According to the Centers for Disease Control (CDC), 36.4% of Arkansans struggle with obesity, ranking our state as the ninth-worst in the rate of obesity. That’s 1,103,155 people who fall into the highest weight category, increasing their risk of severe health complications and diseases, including diabetes, heart disease, stroke and cancer. And as moms, dads, friends and employees, it’s time we find a solution to help transform their health outcomes.
Thankfully, our state leaders recognized the severity of this nationwide epidemic more than 11 years ago and have been dedicated to finding a solution.
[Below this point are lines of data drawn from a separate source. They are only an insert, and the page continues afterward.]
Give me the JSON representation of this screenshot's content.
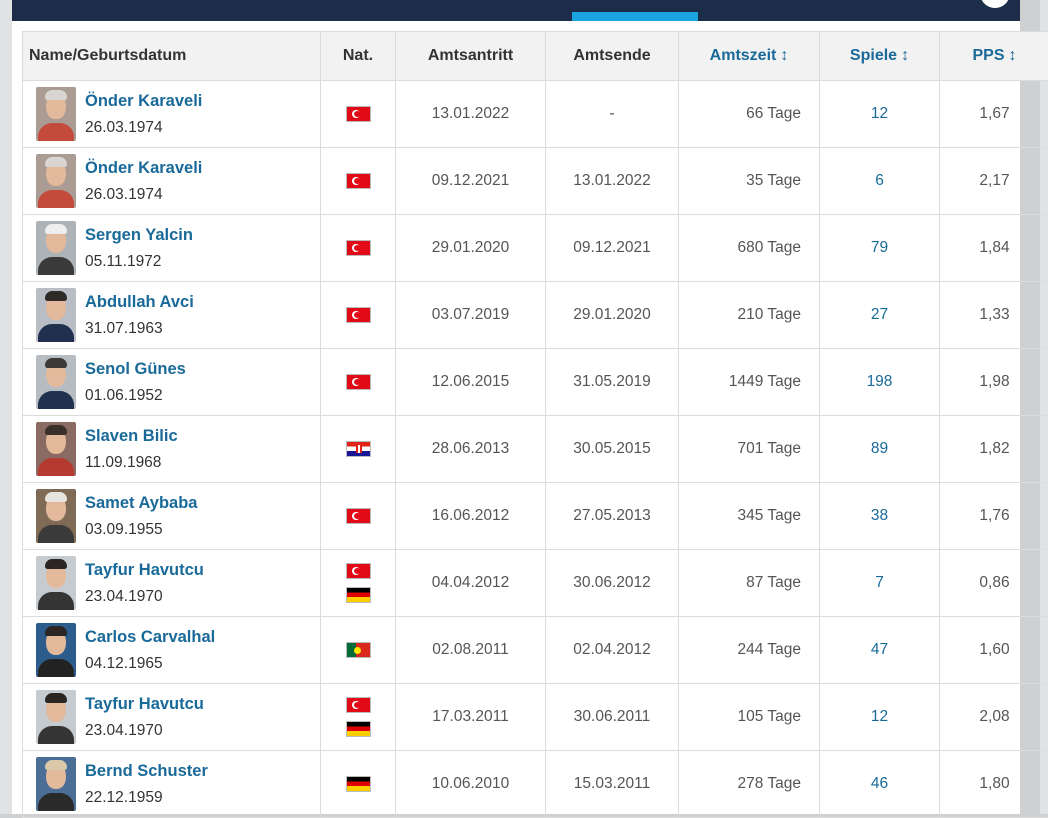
{
  "table": {
    "headers": {
      "name": "Name/Geburtsdatum",
      "nat": "Nat.",
      "start": "Amtsantritt",
      "end": "Amtsende",
      "tenure": "Amtszeit",
      "matches": "Spiele",
      "pps": "PPS",
      "sort_icon": "↕"
    },
    "rows": [
      {
        "name": "Önder Karaveli",
        "dob": "26.03.1974",
        "flags": [
          "tr"
        ],
        "start": "13.01.2022",
        "end": "-",
        "tenure": "66 Tage",
        "matches": "12",
        "pps": "1,67"
      },
      {
        "name": "Önder Karaveli",
        "dob": "26.03.1974",
        "flags": [
          "tr"
        ],
        "start": "09.12.2021",
        "end": "13.01.2022",
        "tenure": "35 Tage",
        "matches": "6",
        "pps": "2,17"
      },
      {
        "name": "Sergen Yalcin",
        "dob": "05.11.1972",
        "flags": [
          "tr"
        ],
        "start": "29.01.2020",
        "end": "09.12.2021",
        "tenure": "680 Tage",
        "matches": "79",
        "pps": "1,84"
      },
      {
        "name": "Abdullah Avci",
        "dob": "31.07.1963",
        "flags": [
          "tr"
        ],
        "start": "03.07.2019",
        "end": "29.01.2020",
        "tenure": "210 Tage",
        "matches": "27",
        "pps": "1,33"
      },
      {
        "name": "Senol Günes",
        "dob": "01.06.1952",
        "flags": [
          "tr"
        ],
        "start": "12.06.2015",
        "end": "31.05.2019",
        "tenure": "1449 Tage",
        "matches": "198",
        "pps": "1,98"
      },
      {
        "name": "Slaven Bilic",
        "dob": "11.09.1968",
        "flags": [
          "hr"
        ],
        "start": "28.06.2013",
        "end": "30.05.2015",
        "tenure": "701 Tage",
        "matches": "89",
        "pps": "1,82"
      },
      {
        "name": "Samet Aybaba",
        "dob": "03.09.1955",
        "flags": [
          "tr"
        ],
        "start": "16.06.2012",
        "end": "27.05.2013",
        "tenure": "345 Tage",
        "matches": "38",
        "pps": "1,76"
      },
      {
        "name": "Tayfur Havutcu",
        "dob": "23.04.1970",
        "flags": [
          "tr",
          "de"
        ],
        "start": "04.04.2012",
        "end": "30.06.2012",
        "tenure": "87 Tage",
        "matches": "7",
        "pps": "0,86"
      },
      {
        "name": "Carlos Carvalhal",
        "dob": "04.12.1965",
        "flags": [
          "pt"
        ],
        "start": "02.08.2011",
        "end": "02.04.2012",
        "tenure": "244 Tage",
        "matches": "47",
        "pps": "1,60"
      },
      {
        "name": "Tayfur Havutcu",
        "dob": "23.04.1970",
        "flags": [
          "tr",
          "de"
        ],
        "start": "17.03.2011",
        "end": "30.06.2011",
        "tenure": "105 Tage",
        "matches": "12",
        "pps": "2,08"
      },
      {
        "name": "Bernd Schuster",
        "dob": "22.12.1959",
        "flags": [
          "de"
        ],
        "start": "10.06.2010",
        "end": "15.03.2011",
        "tenure": "278 Tage",
        "matches": "46",
        "pps": "1,80"
      }
    ]
  },
  "colors": {
    "link": "#1a6a99",
    "topbar": "#1c2d4a",
    "tab_indicator": "#1aa5e0",
    "header_bg": "#f2f2f2"
  }
}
In 2010, a state analysis proved that the annual total medical costs for those categorized as morbidly obese were 54% higher than those listed as “no risk,” or not obese or at an ideal weight for their height. And based on research by the National Institutes of Health, the American Society for Metabolic and Bariatric Surgery, the American Obesity Association and Shape Up America, we know that morbid obesity leads to extraneous expenses that can be resolved should the patient have access to weight loss surgery.
In light of these findings, the state launched a pilot program in 2011 that allowed a limited number of state employees to undergo weight loss surgeries under their health plan.
In 2019, the program participants who had bariatric surgery had a total per-member per-month cost reduction of 37%, primarily due to a reduction of 45% in medical per-member per-month costs.
The program demonstrated surgical intervention was a far more cost effective approach than traditional medical interventions.
In March 2022, the Arkansas legislature passed Act 109, establishing coverage for diagnosing and treating morbid obesity under the State and Public School Life and Health Insurance program. Effective January 1, 2023, weight loss surgery is available for state and public school employees.
The coverage will include gastric bypass surgery, adjustable gastric banding surgery, sleeve gastrectomy surgery and duodenal switch biliopancreatic diversion. It’s expected that payers can expect bariatric surgery to pay for itself through fewer comorbidities, decreased medication usage and declining hospitalization rates within two to four years.
So what now?
The coverage goes into effect in January and I strongly encourage these newly eligible Arkansans to start considering if weight loss surgery is right for them. From the first exploratory conversation through the surgery date, the process takes around two to six months, so it’s never too early to start your research.
The Bariatric and Metabolic Institute at Arkansas Heart Hospital was recently named a Comprehensive Center by the Metabolic and Bariatric Surgery Accreditation and Quality Improvement Program, a joint Quality Program of the American College of Surgeons (ACS) and the American Society for Metabolic and Bariatric Surgery (ASMBS). We have on-demand seminars available online at this link.
Editor’s note: Dr. Samuel Bledsoe is a bariatric surgeon at the Bariatric and Metabolic Institute at Arkansas Heart Hospital. The opinions expressed are those of the author.